### Data in this exercise

=-=-=

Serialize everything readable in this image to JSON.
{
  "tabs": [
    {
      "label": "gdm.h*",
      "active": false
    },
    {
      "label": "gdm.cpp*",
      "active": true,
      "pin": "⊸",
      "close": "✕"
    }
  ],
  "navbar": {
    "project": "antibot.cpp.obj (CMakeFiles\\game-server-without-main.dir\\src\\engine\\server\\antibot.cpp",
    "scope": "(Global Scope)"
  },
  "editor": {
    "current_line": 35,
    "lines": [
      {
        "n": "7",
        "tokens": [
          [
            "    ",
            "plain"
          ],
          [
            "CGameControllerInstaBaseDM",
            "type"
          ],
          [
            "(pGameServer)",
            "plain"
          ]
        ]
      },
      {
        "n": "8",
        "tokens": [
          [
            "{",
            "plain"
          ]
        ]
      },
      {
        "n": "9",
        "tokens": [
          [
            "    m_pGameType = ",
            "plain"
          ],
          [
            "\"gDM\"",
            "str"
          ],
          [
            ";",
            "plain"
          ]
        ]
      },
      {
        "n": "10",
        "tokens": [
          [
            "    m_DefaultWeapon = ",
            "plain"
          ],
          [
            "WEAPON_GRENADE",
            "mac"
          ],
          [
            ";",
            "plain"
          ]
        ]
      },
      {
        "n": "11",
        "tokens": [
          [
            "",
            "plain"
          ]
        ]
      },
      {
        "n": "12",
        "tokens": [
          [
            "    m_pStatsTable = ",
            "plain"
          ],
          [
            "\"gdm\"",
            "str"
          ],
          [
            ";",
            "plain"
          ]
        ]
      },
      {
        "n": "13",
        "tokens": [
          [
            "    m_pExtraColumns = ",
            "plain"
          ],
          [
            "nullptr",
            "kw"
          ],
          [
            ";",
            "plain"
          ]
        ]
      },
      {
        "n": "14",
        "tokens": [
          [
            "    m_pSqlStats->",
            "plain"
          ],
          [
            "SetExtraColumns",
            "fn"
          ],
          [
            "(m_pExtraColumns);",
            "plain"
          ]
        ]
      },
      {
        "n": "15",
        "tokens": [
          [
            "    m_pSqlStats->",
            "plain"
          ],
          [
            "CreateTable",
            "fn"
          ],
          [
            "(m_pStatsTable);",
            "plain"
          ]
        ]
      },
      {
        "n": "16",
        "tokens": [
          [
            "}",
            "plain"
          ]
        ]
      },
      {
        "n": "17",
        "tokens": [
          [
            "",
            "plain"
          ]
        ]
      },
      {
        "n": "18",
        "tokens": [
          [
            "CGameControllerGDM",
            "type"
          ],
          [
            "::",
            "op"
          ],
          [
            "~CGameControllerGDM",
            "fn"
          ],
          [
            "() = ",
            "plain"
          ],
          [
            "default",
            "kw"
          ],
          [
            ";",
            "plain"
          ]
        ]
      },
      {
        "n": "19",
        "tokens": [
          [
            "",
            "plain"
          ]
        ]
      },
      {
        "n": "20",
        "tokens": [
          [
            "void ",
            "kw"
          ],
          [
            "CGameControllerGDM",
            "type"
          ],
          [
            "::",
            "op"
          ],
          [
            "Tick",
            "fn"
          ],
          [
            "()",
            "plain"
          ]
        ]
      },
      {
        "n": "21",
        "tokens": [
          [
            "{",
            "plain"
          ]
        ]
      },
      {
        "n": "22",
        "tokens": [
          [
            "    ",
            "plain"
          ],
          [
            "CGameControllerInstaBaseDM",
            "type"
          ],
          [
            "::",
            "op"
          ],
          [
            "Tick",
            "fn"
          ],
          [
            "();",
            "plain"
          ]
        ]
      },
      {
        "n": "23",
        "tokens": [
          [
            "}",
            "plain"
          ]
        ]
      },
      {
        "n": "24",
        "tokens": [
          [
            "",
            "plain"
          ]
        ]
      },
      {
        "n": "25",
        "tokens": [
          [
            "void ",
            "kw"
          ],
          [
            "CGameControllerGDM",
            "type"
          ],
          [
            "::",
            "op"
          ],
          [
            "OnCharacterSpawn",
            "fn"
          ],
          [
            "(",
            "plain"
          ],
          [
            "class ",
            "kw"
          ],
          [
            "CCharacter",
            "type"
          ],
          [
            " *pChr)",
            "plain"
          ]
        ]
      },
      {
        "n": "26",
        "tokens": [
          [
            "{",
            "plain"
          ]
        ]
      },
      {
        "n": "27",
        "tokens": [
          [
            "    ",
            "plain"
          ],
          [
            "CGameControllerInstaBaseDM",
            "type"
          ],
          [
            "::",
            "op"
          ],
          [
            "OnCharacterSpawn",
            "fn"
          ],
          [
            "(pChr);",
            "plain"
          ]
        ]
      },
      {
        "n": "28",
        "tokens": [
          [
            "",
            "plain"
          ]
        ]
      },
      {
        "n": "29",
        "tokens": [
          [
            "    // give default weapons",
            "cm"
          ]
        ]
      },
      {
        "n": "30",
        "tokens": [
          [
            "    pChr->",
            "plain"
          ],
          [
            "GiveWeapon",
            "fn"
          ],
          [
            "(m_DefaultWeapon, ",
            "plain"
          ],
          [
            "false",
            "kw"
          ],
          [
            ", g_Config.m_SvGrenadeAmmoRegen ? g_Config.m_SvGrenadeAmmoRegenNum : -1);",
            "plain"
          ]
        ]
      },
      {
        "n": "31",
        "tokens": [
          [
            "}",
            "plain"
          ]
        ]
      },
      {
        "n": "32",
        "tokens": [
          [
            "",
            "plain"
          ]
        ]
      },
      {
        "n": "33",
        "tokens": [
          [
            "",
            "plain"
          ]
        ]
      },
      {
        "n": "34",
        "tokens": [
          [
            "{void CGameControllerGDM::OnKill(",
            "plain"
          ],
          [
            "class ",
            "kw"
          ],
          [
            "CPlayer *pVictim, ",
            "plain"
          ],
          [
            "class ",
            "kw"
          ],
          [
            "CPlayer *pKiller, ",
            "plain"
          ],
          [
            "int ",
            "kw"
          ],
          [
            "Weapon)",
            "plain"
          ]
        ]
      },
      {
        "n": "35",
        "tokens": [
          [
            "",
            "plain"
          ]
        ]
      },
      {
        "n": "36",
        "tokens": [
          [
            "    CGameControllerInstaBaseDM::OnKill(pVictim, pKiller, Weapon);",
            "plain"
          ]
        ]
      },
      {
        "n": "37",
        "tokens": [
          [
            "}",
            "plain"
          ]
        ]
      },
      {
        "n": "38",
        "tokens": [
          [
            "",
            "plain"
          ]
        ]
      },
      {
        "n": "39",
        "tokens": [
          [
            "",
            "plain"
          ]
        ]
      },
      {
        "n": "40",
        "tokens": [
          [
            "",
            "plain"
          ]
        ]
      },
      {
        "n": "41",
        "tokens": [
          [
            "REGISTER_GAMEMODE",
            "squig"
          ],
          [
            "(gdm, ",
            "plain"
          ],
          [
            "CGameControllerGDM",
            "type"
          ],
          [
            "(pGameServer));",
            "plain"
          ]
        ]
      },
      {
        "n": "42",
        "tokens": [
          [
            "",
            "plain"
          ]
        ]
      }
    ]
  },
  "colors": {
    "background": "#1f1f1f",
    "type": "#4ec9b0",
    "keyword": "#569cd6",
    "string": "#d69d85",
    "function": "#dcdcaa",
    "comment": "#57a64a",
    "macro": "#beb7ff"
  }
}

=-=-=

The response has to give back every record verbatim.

Serialize everything readable in this image to JSON.
{
  "tabs": [
    {
      "label": "gdm.h*",
      "active": false
    },
    {
      "label": "gdm.cpp*",
      "active": true,
      "pin": "⊸",
      "close": "✕"
    }
  ],
  "navbar": {
    "project": "antibot.cpp.obj (CMakeFiles\\game-server-without-main.dir\\src\\engine\\server\\antibot.cpp",
    "scope": "(Global Scope)"
  },
  "editor": {
    "current_line": 35,
    "lines": [
      {
        "n": "7",
        "tokens": [
          [
            "    ",
            "plain"
          ],
          [
            "CGameControllerInstaBaseDM",
            "type"
          ],
          [
            "(pGameServer)",
            "plain"
          ]
        ]
      },
      {
        "n": "8",
        "tokens": [
          [
            "{",
            "plain"
          ]
        ]
      },
      {
        "n": "9",
        "tokens": [
          [
            "    m_pGameType = ",
            "plain"
          ],
          [
            "\"gDM\"",
            "str"
          ],
          [
            ";",
            "plain"
          ]
        ]
      },
      {
        "n": "10",
        "tokens": [
          [
            "    m_DefaultWeapon = ",
            "plain"
          ],
          [
            "WEAPON_GRENADE",
            "mac"
          ],
          [
            ";",
            "plain"
          ]
        ]
      },
      {
        "n": "11",
        "tokens": [
          [
            "",
            "plain"
          ]
        ]
      },
      {
        "n": "12",
        "tokens": [
          [
            "    m_pStatsTable = ",
            "plain"
          ],
          [
            "\"gdm\"",
            "str"
          ],
          [
            ";",
            "plain"
          ]
        ]
      },
      {
        "n": "13",
        "tokens": [
          [
            "    m_pExtraColumns = ",
            "plain"
          ],
          [
            "nullptr",
            "kw"
          ],
          [
            ";",
            "plain"
          ]
        ]
      },
      {
        "n": "14",
        "tokens": [
          [
            "    m_pSqlStats->",
            "plain"
          ],
          [
            "SetExtraColumns",
            "fn"
          ],
          [
            "(m_pExtraColumns);",
            "plain"
          ]
        ]
      },
      {
        "n": "15",
        "tokens": [
          [
            "    m_pSqlStats->",
            "plain"
          ],
          [
            "CreateTable",
            "fn"
          ],
          [
            "(m_pStatsTable);",
            "plain"
          ]
        ]
      },
      {
        "n": "16",
        "tokens": [
          [
            "}",
            "plain"
          ]
        ]
      },
      {
        "n": "17",
        "tokens": [
          [
            "",
            "plain"
          ]
        ]
      },
      {
        "n": "18",
        "tokens": [
          [
            "CGameControllerGDM",
            "type"
          ],
          [
            "::",
            "op"
          ],
          [
            "~CGameControllerGDM",
            "fn"
          ],
          [
            "() = ",
            "plain"
          ],
          [
            "default",
            "kw"
          ],
          [
            ";",
            "plain"
          ]
        ]
      },
      {
        "n": "19",
        "tokens": [
          [
            "",
            "plain"
          ]
        ]
      },
      {
        "n": "20",
        "tokens": [
          [
            "void ",
            "kw"
          ],
          [
            "CGameControllerGDM",
            "type"
          ],
          [
            "::",
            "op"
          ],
          [
            "Tick",
            "fn"
          ],
          [
            "()",
            "plain"
          ]
        ]
      },
      {
        "n": "21",
        "tokens": [
          [
            "{",
            "plain"
          ]
        ]
      },
      {
        "n": "22",
        "tokens": [
          [
            "    ",
            "plain"
          ],
          [
            "CGameControllerInstaBaseDM",
            "type"
          ],
          [
            "::",
            "op"
          ],
          [
            "Tick",
            "fn"
          ],
          [
            "();",
            "plain"
          ]
        ]
      },
      {
        "n": "23",
        "tokens": [
          [
            "}",
            "plain"
          ]
        ]
      },
      {
        "n": "24",
        "tokens": [
          [
            "",
            "plain"
          ]
        ]
      },
      {
        "n": "25",
        "tokens": [
          [
            "void ",
            "kw"
          ],
          [
            "CGameControllerGDM",
            "type"
          ],
          [
            "::",
            "op"
          ],
          [
            "OnCharacterSpawn",
            "fn"
          ],
          [
            "(",
            "plain"
          ],
          [
            "class ",
            "kw"
          ],
          [
            "CCharacter",
            "type"
          ],
          [
            " *pChr)",
            "plain"
          ]
        ]
      },
      {
        "n": "26",
        "tokens": [
          [
            "{",
            "plain"
          ]
        ]
      },
      {
        "n": "27",
        "tokens": [
          [
            "    ",
            "plain"
          ],
          [
            "CGameControllerInstaBaseDM",
            "type"
          ],
          [
            "::",
            "op"
          ],
          [
            "OnCharacterSpawn",
            "fn"
          ],
          [
            "(pChr);",
            "plain"
          ]
        ]
      },
      {
        "n": "28",
        "tokens": [
          [
            "",
            "plain"
          ]
        ]
      },
      {
        "n": "29",
        "tokens": [
          [
            "    // give default weapons",
            "cm"
          ]
        ]
      },
      {
        "n": "30",
        "tokens": [
          [
            "    pChr->",
            "plain"
          ],
          [
            "GiveWeapon",
            "fn"
          ],
          [
            "(m_DefaultWeapon, ",
            "plain"
          ],
          [
            "false",
            "kw"
          ],
          [
            ", g_Config.m_SvGrenadeAmmoRegen ? g_Config.m_SvGrenadeAmmoRegenNum : -1);",
            "plain"
          ]
        ]
      },
      {
        "n": "31",
        "tokens": [
          [
            "}",
            "plain"
          ]
        ]
      },
      {
        "n": "32",
        "tokens": [
          [
            "",
            "plain"
          ]
        ]
      },
      {
        "n": "33",
        "tokens": [
          [
            "",
            "plain"
          ]
        ]
      },
      {
        "n": "34",
        "tokens": [
          [
            "{void CGameControllerGDM::OnKill(",
            "plain"
          ],
          [
            "class ",
            "kw"
          ],
          [
            "CPlayer *pVictim, ",
            "plain"
          ],
          [
            "class ",
            "kw"
          ],
          [
            "CPlayer *pKiller, ",
            "plain"
          ],
          [
            "int ",
            "kw"
          ],
          [
            "Weapon)",
            "plain"
          ]
        ]
      },
      {
        "n": "35",
        "tokens": [
          [
            "",
            "plain"
          ]
        ]
      },
      {
        "n": "36",
        "tokens": [
          [
            "    CGameControllerInstaBaseDM::OnKill(pVictim, pKiller, Weapon);",
            "plain"
          ]
        ]
      },
      {
        "n": "37",
        "tokens": [
          [
            "}",
            "plain"
          ]
        ]
      },
      {
        "n": "38",
        "tokens": [
          [
            "",
            "plain"
          ]
        ]
      },
      {
        "n": "39",
        "tokens": [
          [
            "",
            "plain"
          ]
        ]
      },
      {
        "n": "40",
        "tokens": [
          [
            "",
            "plain"
          ]
        ]
      },
      {
        "n": "41",
        "tokens": [
          [
            "REGISTER_GAMEMODE",
            "squig"
          ],
          [
            "(gdm, ",
            "plain"
          ],
          [
            "CGameControllerGDM",
            "type"
          ],
          [
            "(pGameServer));",
            "plain"
          ]
        ]
      },
      {
        "n": "42",
        "tokens": [
          [
            "",
            "plain"
          ]
        ]
      }
    ]
  },
  "colors": {
    "background": "#1f1f1f",
    "type": "#4ec9b0",
    "keyword": "#569cd6",
    "string": "#d69d85",
    "function": "#dcdcaa",
    "comment": "#57a64a",
    "macro": "#beb7ff"
  }
}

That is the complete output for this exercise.